*Problem to solve*: Copy each entry below exactly as it reads.

Component data from apps and pages

++++

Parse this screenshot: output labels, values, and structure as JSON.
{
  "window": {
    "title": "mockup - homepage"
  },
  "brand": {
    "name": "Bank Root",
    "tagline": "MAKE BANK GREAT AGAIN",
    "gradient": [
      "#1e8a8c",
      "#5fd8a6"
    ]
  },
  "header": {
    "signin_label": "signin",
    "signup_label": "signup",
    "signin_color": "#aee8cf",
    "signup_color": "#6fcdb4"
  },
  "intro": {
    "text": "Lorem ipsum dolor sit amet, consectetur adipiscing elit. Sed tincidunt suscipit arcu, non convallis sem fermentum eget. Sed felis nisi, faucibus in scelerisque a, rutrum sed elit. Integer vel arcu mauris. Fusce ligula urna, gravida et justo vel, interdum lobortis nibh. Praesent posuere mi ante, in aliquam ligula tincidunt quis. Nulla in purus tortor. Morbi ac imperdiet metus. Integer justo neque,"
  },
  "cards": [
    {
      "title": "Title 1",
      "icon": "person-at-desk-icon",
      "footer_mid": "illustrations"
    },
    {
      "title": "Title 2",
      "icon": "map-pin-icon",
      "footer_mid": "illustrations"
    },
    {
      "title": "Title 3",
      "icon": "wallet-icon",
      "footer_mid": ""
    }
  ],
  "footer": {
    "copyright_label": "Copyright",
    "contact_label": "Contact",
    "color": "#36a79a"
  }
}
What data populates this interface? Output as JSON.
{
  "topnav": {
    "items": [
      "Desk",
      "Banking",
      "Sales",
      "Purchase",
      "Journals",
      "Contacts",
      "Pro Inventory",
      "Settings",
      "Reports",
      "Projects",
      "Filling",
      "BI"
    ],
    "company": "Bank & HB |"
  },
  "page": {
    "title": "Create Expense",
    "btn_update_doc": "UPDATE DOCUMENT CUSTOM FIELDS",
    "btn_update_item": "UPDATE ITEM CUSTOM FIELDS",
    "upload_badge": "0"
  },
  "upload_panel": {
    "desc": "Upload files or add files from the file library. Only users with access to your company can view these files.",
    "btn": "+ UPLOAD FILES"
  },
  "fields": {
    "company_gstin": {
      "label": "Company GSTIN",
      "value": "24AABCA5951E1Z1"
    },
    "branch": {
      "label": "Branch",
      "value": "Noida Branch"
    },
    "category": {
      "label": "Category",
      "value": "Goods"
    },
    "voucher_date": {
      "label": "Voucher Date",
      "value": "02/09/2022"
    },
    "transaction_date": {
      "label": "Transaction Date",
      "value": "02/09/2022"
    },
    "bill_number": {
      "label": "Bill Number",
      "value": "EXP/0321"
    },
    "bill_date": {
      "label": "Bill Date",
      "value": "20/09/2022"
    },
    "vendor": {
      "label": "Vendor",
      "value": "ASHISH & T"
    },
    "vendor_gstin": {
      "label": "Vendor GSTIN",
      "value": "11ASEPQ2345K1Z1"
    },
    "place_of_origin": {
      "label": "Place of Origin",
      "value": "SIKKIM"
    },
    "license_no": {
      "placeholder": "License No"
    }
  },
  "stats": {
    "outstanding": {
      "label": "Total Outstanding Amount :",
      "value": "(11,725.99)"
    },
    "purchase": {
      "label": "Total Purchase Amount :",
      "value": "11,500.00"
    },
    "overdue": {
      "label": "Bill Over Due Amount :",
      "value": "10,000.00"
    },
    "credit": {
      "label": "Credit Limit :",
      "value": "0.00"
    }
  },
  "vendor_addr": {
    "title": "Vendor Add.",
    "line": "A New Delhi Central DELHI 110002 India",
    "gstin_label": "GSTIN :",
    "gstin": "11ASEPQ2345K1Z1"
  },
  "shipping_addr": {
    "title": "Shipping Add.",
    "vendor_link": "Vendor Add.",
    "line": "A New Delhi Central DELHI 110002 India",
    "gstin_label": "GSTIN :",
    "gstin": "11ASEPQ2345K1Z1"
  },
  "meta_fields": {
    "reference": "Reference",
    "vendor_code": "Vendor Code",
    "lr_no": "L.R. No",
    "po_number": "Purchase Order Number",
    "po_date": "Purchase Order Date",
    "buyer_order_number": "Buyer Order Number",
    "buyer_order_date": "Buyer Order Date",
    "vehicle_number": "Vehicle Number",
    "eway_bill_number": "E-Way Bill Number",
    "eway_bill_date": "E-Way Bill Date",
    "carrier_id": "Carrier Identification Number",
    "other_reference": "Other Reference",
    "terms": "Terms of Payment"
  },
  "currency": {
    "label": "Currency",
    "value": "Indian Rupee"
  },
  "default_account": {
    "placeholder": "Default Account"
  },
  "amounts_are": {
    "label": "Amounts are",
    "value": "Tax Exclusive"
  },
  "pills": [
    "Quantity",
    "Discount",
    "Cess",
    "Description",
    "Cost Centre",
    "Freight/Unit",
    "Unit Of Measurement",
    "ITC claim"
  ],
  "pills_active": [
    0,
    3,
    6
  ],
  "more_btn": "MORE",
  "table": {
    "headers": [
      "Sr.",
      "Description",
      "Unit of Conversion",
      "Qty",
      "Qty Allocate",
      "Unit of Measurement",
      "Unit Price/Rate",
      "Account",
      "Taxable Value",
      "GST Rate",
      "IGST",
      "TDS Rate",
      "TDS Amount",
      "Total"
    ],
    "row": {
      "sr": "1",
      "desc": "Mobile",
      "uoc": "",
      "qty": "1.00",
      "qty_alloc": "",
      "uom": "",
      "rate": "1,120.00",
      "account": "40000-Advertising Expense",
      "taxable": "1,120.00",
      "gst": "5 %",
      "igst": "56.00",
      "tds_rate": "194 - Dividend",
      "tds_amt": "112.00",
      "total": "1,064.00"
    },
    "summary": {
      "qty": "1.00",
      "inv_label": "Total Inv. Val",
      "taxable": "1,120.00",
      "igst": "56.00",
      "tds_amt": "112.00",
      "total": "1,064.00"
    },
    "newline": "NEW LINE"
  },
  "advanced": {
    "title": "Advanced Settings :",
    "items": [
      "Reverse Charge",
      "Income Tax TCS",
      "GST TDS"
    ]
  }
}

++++

*Output of the task*:
Parse this screenshot: output labels, values, and structure as JSON.
{
  "window": {
    "title": "mockup - homepage"
  },
  "brand": {
    "name": "Bank Root",
    "tagline": "MAKE BANK GREAT AGAIN",
    "gradient": [
      "#1e8a8c",
      "#5fd8a6"
    ]
  },
  "header": {
    "signin_label": "signin",
    "signup_label": "signup",
    "signin_color": "#aee8cf",
    "signup_color": "#6fcdb4"
  },
  "intro": {
    "text": "Lorem ipsum dolor sit amet, consectetur adipiscing elit. Sed tincidunt suscipit arcu, non convallis sem fermentum eget. Sed felis nisi, faucibus in scelerisque a, rutrum sed elit. Integer vel arcu mauris. Fusce ligula urna, gravida et justo vel, interdum lobortis nibh. Praesent posuere mi ante, in aliquam ligula tincidunt quis. Nulla in purus tortor. Morbi ac imperdiet metus. Integer justo neque,"
  },
  "cards": [
    {
      "title": "Title 1",
      "icon": "person-at-desk-icon",
      "footer_mid": "illustrations"
    },
    {
      "title": "Title 2",
      "icon": "map-pin-icon",
      "footer_mid": "illustrations"
    },
    {
      "title": "Title 3",
      "icon": "wallet-icon",
      "footer_mid": ""
    }
  ],
  "footer": {
    "copyright_label": "Copyright",
    "contact_label": "Contact",
    "color": "#36a79a"
  }
}
What data populates this interface? Output as JSON.
{
  "topnav": {
    "items": [
      "Desk",
      "Banking",
      "Sales",
      "Purchase",
      "Journals",
      "Contacts",
      "Pro Inventory",
      "Settings",
      "Reports",
      "Projects",
      "Filling",
      "BI"
    ],
    "company": "Bank & HB |"
  },
  "page": {
    "title": "Create Expense",
    "btn_update_doc": "UPDATE DOCUMENT CUSTOM FIELDS",
    "btn_update_item": "UPDATE ITEM CUSTOM FIELDS",
    "upload_badge": "0"
  },
  "upload_panel": {
    "desc": "Upload files or add files from the file library. Only users with access to your company can view these files.",
    "btn": "+ UPLOAD FILES"
  },
  "fields": {
    "company_gstin": {
      "label": "Company GSTIN",
      "value": "24AABCA5951E1Z1"
    },
    "branch": {
      "label": "Branch",
      "value": "Noida Branch"
    },
    "category": {
      "label": "Category",
      "value": "Goods"
    },
    "voucher_date": {
      "label": "Voucher Date",
      "value": "02/09/2022"
    },
    "transaction_date": {
      "label": "Transaction Date",
      "value": "02/09/2022"
    },
    "bill_number": {
      "label": "Bill Number",
      "value": "EXP/0321"
    },
    "bill_date": {
      "label": "Bill Date",
      "value": "20/09/2022"
    },
    "vendor": {
      "label": "Vendor",
      "value": "ASHISH & T"
    },
    "vendor_gstin": {
      "label": "Vendor GSTIN",
      "value": "11ASEPQ2345K1Z1"
    },
    "place_of_origin": {
      "label": "Place of Origin",
      "value": "SIKKIM"
    },
    "license_no": {
      "placeholder": "License No"
    }
  },
  "stats": {
    "outstanding": {
      "label": "Total Outstanding Amount :",
      "value": "(11,725.99)"
    },
    "purchase": {
      "label": "Total Purchase Amount :",
      "value": "11,500.00"
    },
    "overdue": {
      "label": "Bill Over Due Amount :",
      "value": "10,000.00"
    },
    "credit": {
      "label": "Credit Limit :",
      "value": "0.00"
    }
  },
  "vendor_addr": {
    "title": "Vendor Add.",
    "line": "A New Delhi Central DELHI 110002 India",
    "gstin_label": "GSTIN :",
    "gstin": "11ASEPQ2345K1Z1"
  },
  "shipping_addr": {
    "title": "Shipping Add.",
    "vendor_link": "Vendor Add.",
    "line": "A New Delhi Central DELHI 110002 India",
    "gstin_label": "GSTIN :",
    "gstin": "11ASEPQ2345K1Z1"
  },
  "meta_fields": {
    "reference": "Reference",
    "vendor_code": "Vendor Code",
    "lr_no": "L.R. No",
    "po_number": "Purchase Order Number",
    "po_date": "Purchase Order Date",
    "buyer_order_number": "Buyer Order Number",
    "buyer_order_date": "Buyer Order Date",
    "vehicle_number": "Vehicle Number",
    "eway_bill_number": "E-Way Bill Number",
    "eway_bill_date": "E-Way Bill Date",
    "carrier_id": "Carrier Identification Number",
    "other_reference": "Other Reference",
    "terms": "Terms of Payment"
  },
  "currency": {
    "label": "Currency",
    "value": "Indian Rupee"
  },
  "default_account": {
    "placeholder": "Default Account"
  },
  "amounts_are": {
    "label": "Amounts are",
    "value": "Tax Exclusive"
  },
  "pills": [
    "Quantity",
    "Discount",
    "Cess",
    "Description",
    "Cost Centre",
    "Freight/Unit",
    "Unit Of Measurement",
    "ITC claim"
  ],
  "pills_active": [
    0,
    3,
    6
  ],
  "more_btn": "MORE",
  "table": {
    "headers": [
      "Sr.",
      "Description",
      "Unit of Conversion",
      "Qty",
      "Qty Allocate",
      "Unit of Measurement",
      "Unit Price/Rate",
      "Account",
      "Taxable Value",
      "GST Rate",
      "IGST",
      "TDS Rate",
      "TDS Amount",
      "Total"
    ],
    "row": {
      "sr": "1",
      "desc": "Mobile",
      "uoc": "",
      "qty": "1.00",
      "qty_alloc": "",
      "uom": "",
      "rate": "1,120.00",
      "account": "40000-Advertising Expense",
      "taxable": "1,120.00",
      "gst": "5 %",
      "igst": "56.00",
      "tds_rate": "194 - Dividend",
      "tds_amt": "112.00",
      "total": "1,064.00"
    },
    "summary": {
      "qty": "1.00",
      "inv_label": "Total Inv. Val",
      "taxable": "1,120.00",
      "igst": "56.00",
      "tds_amt": "112.00",
      "total": "1,064.00"
    },
    "newline": "NEW LINE"
  },
  "advanced": {
    "title": "Advanced Settings :",
    "items": [
      "Reverse Charge",
      "Income Tax TCS",
      "GST TDS"
    ]
  }
}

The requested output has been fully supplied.